» EXERCISE DESCRIPTION
The records are to be repeated in full, with the images removed.
-=-=-
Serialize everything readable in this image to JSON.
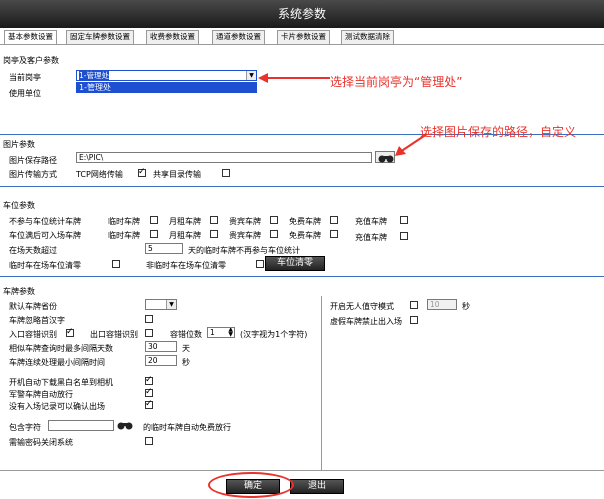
{
  "window": {
    "title": "系统参数"
  },
  "tabs": [
    "基本参数设置",
    "固定车牌参数设置",
    "收费参数设置",
    "通道参数设置",
    "卡片参数设置",
    "测试数据清除"
  ],
  "booth": {
    "section": "岗亭及客户参数",
    "current_label": "当前岗亭",
    "current_value": "1-管理处",
    "dropdown_option": "1-管理处",
    "unit_label": "使用单位"
  },
  "picture": {
    "section": "图片参数",
    "path_label": "图片保存路径",
    "path_value": "E:\\PIC\\",
    "mode_label": "图片传输方式",
    "tcp_label": "TCP网络传输",
    "share_label": "共享目录传输"
  },
  "parking": {
    "section": "车位参数",
    "row1_label": "不参与车位统计车牌",
    "row2_label": "车位满后可入场车牌",
    "types": [
      "临时车牌",
      "月租车牌",
      "贵宾车牌",
      "免费车牌",
      "充值车牌"
    ],
    "days_label": "在场天数超过",
    "days_value": "5",
    "days_suffix": "天的临时车牌不再参与车位统计",
    "temp_clear_label": "临时车在场车位清零",
    "nontemp_clear_label": "非临时车在场车位清零",
    "clear_button": "车位清零"
  },
  "plate": {
    "section": "车牌参数",
    "default_province_label": "默认车牌省份",
    "ignore_first_label": "车牌忽略首汉字",
    "entry_fault_label": "入口容错识别",
    "exit_fault_label": "出口容错识别",
    "fault_digits_label": "容错位数",
    "fault_digits_value": "1",
    "fault_digits_note": "(汉字视为1个字符)",
    "similar_days_label": "相似车牌查询时最多间隔天数",
    "similar_days_value": "30",
    "similar_days_unit": "天",
    "min_interval_label": "车牌连续处理最小间隔时间",
    "min_interval_value": "20",
    "min_interval_unit": "秒",
    "auto_download_label": "开机自动下载黑白名单到相机",
    "police_label": "军警车牌自动放行",
    "no_entry_label": "没有入场记录可以确认出场",
    "contains_label": "包含字符",
    "contains_suffix": "的临时车牌自动免费放行",
    "password_label": "需输密码关闭系统",
    "unattended_label": "开启无人值守模式",
    "unattended_value": "10",
    "unattended_unit": "秒",
    "fake_plate_label": "虚假车牌禁止出入场"
  },
  "footer": {
    "ok_button": "确定",
    "exit_button": "退出"
  },
  "annotations": {
    "a1": "选择当前岗亭为“管理处”",
    "a2": "选择图片保存的路径，自定义"
  },
  "colors": {
    "annotation": "#e8322b",
    "separator": "#3a6fbf"
  },
  "icons": {
    "browse": "binoculars-icon"
  }
}
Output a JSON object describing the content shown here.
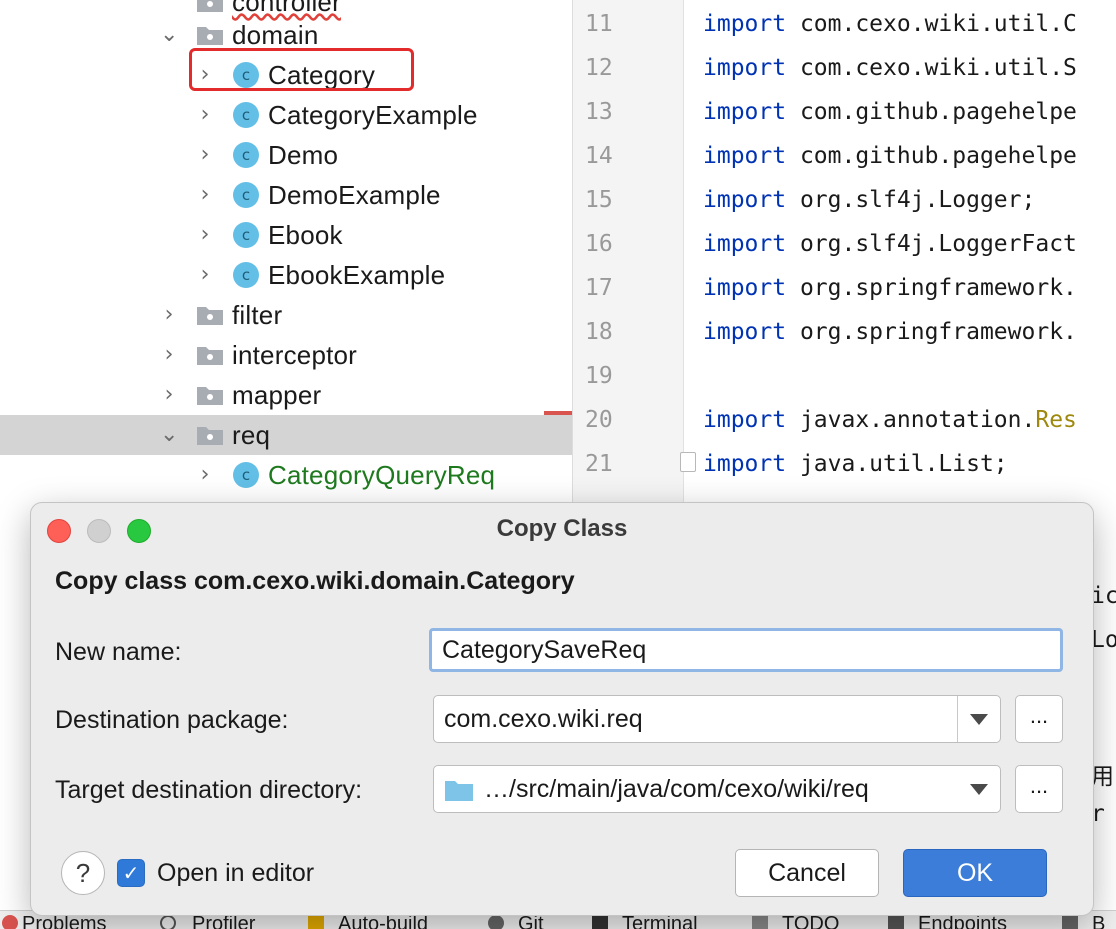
{
  "tree": {
    "items": [
      {
        "label": "controller"
      },
      {
        "label": "domain"
      },
      {
        "label": "Category"
      },
      {
        "label": "CategoryExample"
      },
      {
        "label": "Demo"
      },
      {
        "label": "DemoExample"
      },
      {
        "label": "Ebook"
      },
      {
        "label": "EbookExample"
      },
      {
        "label": "filter"
      },
      {
        "label": "interceptor"
      },
      {
        "label": "mapper"
      },
      {
        "label": "req"
      },
      {
        "label": "CategoryQueryReq"
      }
    ],
    "class_badge": "c"
  },
  "editor": {
    "lines": [
      {
        "num": "11",
        "kw": "import",
        "text": " com.cexo.wiki.util.C"
      },
      {
        "num": "12",
        "kw": "import",
        "text": " com.cexo.wiki.util.S"
      },
      {
        "num": "13",
        "kw": "import",
        "text": " com.github.pagehelpe"
      },
      {
        "num": "14",
        "kw": "import",
        "text": " com.github.pagehelpe"
      },
      {
        "num": "15",
        "kw": "import",
        "text": " org.slf4j.Logger;"
      },
      {
        "num": "16",
        "kw": "import",
        "text": " org.slf4j.LoggerFact"
      },
      {
        "num": "17",
        "kw": "import",
        "text": " org.springframework."
      },
      {
        "num": "18",
        "kw": "import",
        "text": " org.springframework."
      },
      {
        "num": "19",
        "kw": "",
        "text": ""
      },
      {
        "num": "20",
        "kw": "import",
        "text": " javax.annotation.",
        "ann": "Res"
      },
      {
        "num": "21",
        "kw": "import",
        "text": " java.util.List;"
      }
    ],
    "fragments": [
      "ic",
      "Lo",
      "用",
      "r"
    ]
  },
  "dialog": {
    "title": "Copy Class",
    "heading": "Copy class com.cexo.wiki.domain.Category",
    "new_name_label": "New name:",
    "new_name_value": "CategorySaveReq",
    "dest_package_label": "Destination package:",
    "dest_package_value": "com.cexo.wiki.req",
    "target_dir_label": "Target destination directory:",
    "target_dir_value": "…/src/main/java/com/cexo/wiki/req",
    "browse_label": "...",
    "help_label": "?",
    "open_in_editor_label": "Open in editor",
    "open_in_editor_checked": true,
    "cancel_label": "Cancel",
    "ok_label": "OK"
  },
  "toolbar": {
    "items": [
      "Problems",
      "Profiler",
      "Auto-build",
      "Git",
      "Terminal",
      "TODO",
      "Endpoints",
      "B"
    ]
  },
  "colors": {
    "accent": "#3b7dd8",
    "highlight_box": "#e32b2b",
    "keyword": "#0033b3",
    "class_icon": "#63bfe6",
    "package_green": "#1f7a1f"
  }
}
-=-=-
» ANSWER TO THIS EXERCISE
Serialize everything readable in this image to JSON.
{
  "window": {
    "title": "系统参数"
  },
  "tabs": [
    "基本参数设置",
    "固定车牌参数设置",
    "收费参数设置",
    "通道参数设置",
    "卡片参数设置",
    "测试数据清除"
  ],
  "booth": {
    "section": "岗亭及客户参数",
    "current_label": "当前岗亭",
    "current_value": "1-管理处",
    "dropdown_option": "1-管理处",
    "unit_label": "使用单位"
  },
  "picture": {
    "section": "图片参数",
    "path_label": "图片保存路径",
    "path_value": "E:\\PIC\\",
    "mode_label": "图片传输方式",
    "tcp_label": "TCP网络传输",
    "share_label": "共享目录传输"
  },
  "parking": {
    "section": "车位参数",
    "row1_label": "不参与车位统计车牌",
    "row2_label": "车位满后可入场车牌",
    "types": [
      "临时车牌",
      "月租车牌",
      "贵宾车牌",
      "免费车牌",
      "充值车牌"
    ],
    "days_label": "在场天数超过",
    "days_value": "5",
    "days_suffix": "天的临时车牌不再参与车位统计",
    "temp_clear_label": "临时车在场车位清零",
    "nontemp_clear_label": "非临时车在场车位清零",
    "clear_button": "车位清零"
  },
  "plate": {
    "section": "车牌参数",
    "default_province_label": "默认车牌省份",
    "ignore_first_label": "车牌忽略首汉字",
    "entry_fault_label": "入口容错识别",
    "exit_fault_label": "出口容错识别",
    "fault_digits_label": "容错位数",
    "fault_digits_value": "1",
    "fault_digits_note": "(汉字视为1个字符)",
    "similar_days_label": "相似车牌查询时最多间隔天数",
    "similar_days_value": "30",
    "similar_days_unit": "天",
    "min_interval_label": "车牌连续处理最小间隔时间",
    "min_interval_value": "20",
    "min_interval_unit": "秒",
    "auto_download_label": "开机自动下载黑白名单到相机",
    "police_label": "军警车牌自动放行",
    "no_entry_label": "没有入场记录可以确认出场",
    "contains_label": "包含字符",
    "contains_suffix": "的临时车牌自动免费放行",
    "password_label": "需输密码关闭系统",
    "unattended_label": "开启无人值守模式",
    "unattended_value": "10",
    "unattended_unit": "秒",
    "fake_plate_label": "虚假车牌禁止出入场"
  },
  "footer": {
    "ok_button": "确定",
    "exit_button": "退出"
  },
  "annotations": {
    "a1": "选择当前岗亭为“管理处”",
    "a2": "选择图片保存的路径，自定义"
  },
  "colors": {
    "annotation": "#e8322b",
    "separator": "#3a6fbf"
  },
  "icons": {
    "browse": "binoculars-icon"
  }
}
Output a JSON object describing the content shown here.
{
  "tree": {
    "items": [
      {
        "label": "controller"
      },
      {
        "label": "domain"
      },
      {
        "label": "Category"
      },
      {
        "label": "CategoryExample"
      },
      {
        "label": "Demo"
      },
      {
        "label": "DemoExample"
      },
      {
        "label": "Ebook"
      },
      {
        "label": "EbookExample"
      },
      {
        "label": "filter"
      },
      {
        "label": "interceptor"
      },
      {
        "label": "mapper"
      },
      {
        "label": "req"
      },
      {
        "label": "CategoryQueryReq"
      }
    ],
    "class_badge": "c"
  },
  "editor": {
    "lines": [
      {
        "num": "11",
        "kw": "import",
        "text": " com.cexo.wiki.util.C"
      },
      {
        "num": "12",
        "kw": "import",
        "text": " com.cexo.wiki.util.S"
      },
      {
        "num": "13",
        "kw": "import",
        "text": " com.github.pagehelpe"
      },
      {
        "num": "14",
        "kw": "import",
        "text": " com.github.pagehelpe"
      },
      {
        "num": "15",
        "kw": "import",
        "text": " org.slf4j.Logger;"
      },
      {
        "num": "16",
        "kw": "import",
        "text": " org.slf4j.LoggerFact"
      },
      {
        "num": "17",
        "kw": "import",
        "text": " org.springframework."
      },
      {
        "num": "18",
        "kw": "import",
        "text": " org.springframework."
      },
      {
        "num": "19",
        "kw": "",
        "text": ""
      },
      {
        "num": "20",
        "kw": "import",
        "text": " javax.annotation.",
        "ann": "Res"
      },
      {
        "num": "21",
        "kw": "import",
        "text": " java.util.List;"
      }
    ],
    "fragments": [
      "ic",
      "Lo",
      "用",
      "r"
    ]
  },
  "dialog": {
    "title": "Copy Class",
    "heading": "Copy class com.cexo.wiki.domain.Category",
    "new_name_label": "New name:",
    "new_name_value": "CategorySaveReq",
    "dest_package_label": "Destination package:",
    "dest_package_value": "com.cexo.wiki.req",
    "target_dir_label": "Target destination directory:",
    "target_dir_value": "…/src/main/java/com/cexo/wiki/req",
    "browse_label": "...",
    "help_label": "?",
    "open_in_editor_label": "Open in editor",
    "open_in_editor_checked": true,
    "cancel_label": "Cancel",
    "ok_label": "OK"
  },
  "toolbar": {
    "items": [
      "Problems",
      "Profiler",
      "Auto-build",
      "Git",
      "Terminal",
      "TODO",
      "Endpoints",
      "B"
    ]
  },
  "colors": {
    "accent": "#3b7dd8",
    "highlight_box": "#e32b2b",
    "keyword": "#0033b3",
    "class_icon": "#63bfe6",
    "package_green": "#1f7a1f"
  }
}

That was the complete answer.